**Items from an interface collection**
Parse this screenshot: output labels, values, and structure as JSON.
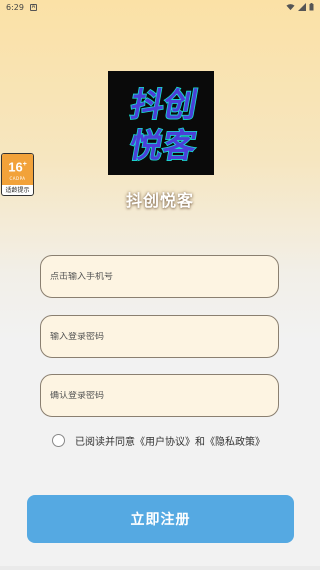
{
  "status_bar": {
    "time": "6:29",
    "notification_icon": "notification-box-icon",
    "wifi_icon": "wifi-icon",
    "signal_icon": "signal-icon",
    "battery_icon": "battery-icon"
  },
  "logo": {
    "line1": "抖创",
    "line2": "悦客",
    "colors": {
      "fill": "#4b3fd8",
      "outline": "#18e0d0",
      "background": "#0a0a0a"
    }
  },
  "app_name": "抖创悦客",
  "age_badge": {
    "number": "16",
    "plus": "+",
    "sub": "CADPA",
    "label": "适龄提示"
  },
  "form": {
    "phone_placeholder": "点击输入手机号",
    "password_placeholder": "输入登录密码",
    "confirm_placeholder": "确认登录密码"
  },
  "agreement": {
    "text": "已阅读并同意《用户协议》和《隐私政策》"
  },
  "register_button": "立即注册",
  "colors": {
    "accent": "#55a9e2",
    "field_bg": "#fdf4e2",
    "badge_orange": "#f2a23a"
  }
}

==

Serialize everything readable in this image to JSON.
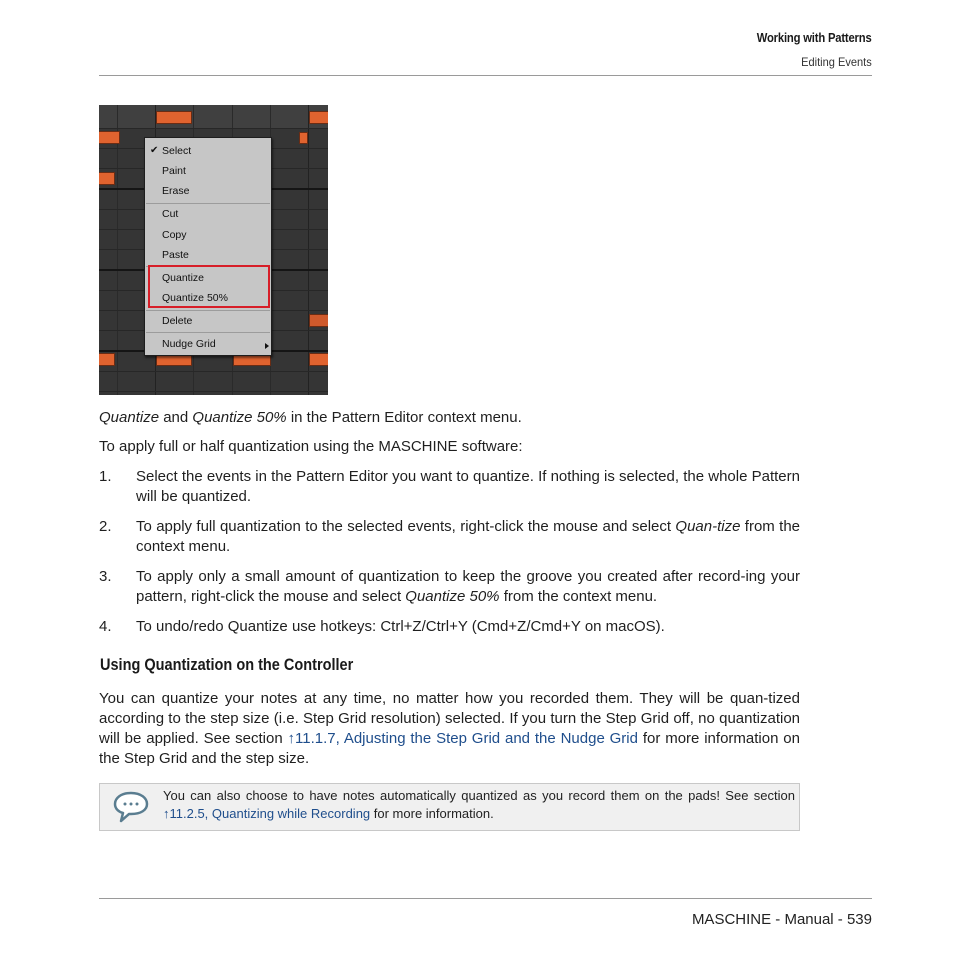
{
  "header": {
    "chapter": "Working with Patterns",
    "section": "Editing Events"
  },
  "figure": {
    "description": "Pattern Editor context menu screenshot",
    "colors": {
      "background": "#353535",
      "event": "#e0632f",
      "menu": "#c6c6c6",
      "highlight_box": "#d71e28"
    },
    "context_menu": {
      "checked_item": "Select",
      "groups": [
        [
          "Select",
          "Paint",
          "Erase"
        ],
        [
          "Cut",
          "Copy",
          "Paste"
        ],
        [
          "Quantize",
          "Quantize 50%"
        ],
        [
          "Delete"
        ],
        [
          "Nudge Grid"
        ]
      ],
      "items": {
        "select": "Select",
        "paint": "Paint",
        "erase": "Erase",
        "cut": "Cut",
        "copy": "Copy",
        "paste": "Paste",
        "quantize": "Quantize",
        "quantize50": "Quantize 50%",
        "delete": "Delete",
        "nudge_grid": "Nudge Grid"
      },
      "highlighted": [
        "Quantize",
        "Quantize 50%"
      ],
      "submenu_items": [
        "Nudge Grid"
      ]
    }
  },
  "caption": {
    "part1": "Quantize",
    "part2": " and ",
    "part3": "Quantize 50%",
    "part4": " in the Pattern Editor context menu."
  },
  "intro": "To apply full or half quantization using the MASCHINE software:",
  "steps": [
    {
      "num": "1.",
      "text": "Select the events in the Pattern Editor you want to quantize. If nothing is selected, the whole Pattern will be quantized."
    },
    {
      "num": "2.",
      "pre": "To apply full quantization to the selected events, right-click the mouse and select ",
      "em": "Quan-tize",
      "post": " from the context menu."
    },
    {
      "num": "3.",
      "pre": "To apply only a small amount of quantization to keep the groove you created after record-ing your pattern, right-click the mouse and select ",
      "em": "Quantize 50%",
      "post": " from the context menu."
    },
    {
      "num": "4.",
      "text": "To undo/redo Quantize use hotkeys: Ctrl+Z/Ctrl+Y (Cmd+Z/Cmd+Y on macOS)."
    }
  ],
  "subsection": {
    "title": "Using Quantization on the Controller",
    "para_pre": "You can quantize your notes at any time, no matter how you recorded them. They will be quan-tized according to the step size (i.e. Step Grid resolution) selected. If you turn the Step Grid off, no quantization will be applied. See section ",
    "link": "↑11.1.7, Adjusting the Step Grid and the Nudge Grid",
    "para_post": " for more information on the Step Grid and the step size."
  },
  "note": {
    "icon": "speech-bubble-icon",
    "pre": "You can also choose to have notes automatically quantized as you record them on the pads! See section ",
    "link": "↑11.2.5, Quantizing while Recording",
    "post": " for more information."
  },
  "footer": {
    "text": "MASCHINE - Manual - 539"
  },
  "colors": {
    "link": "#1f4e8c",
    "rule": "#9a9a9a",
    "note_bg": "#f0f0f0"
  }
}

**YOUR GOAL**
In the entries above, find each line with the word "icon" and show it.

**ANSWER FOR THE TASK**
    "notification_icon": "notification-box-icon",
    "wifi_icon": "wifi-icon",
    "signal_icon": "signal-icon",
    "battery_icon": "battery-icon"
    "icon": "speech-bubble-icon",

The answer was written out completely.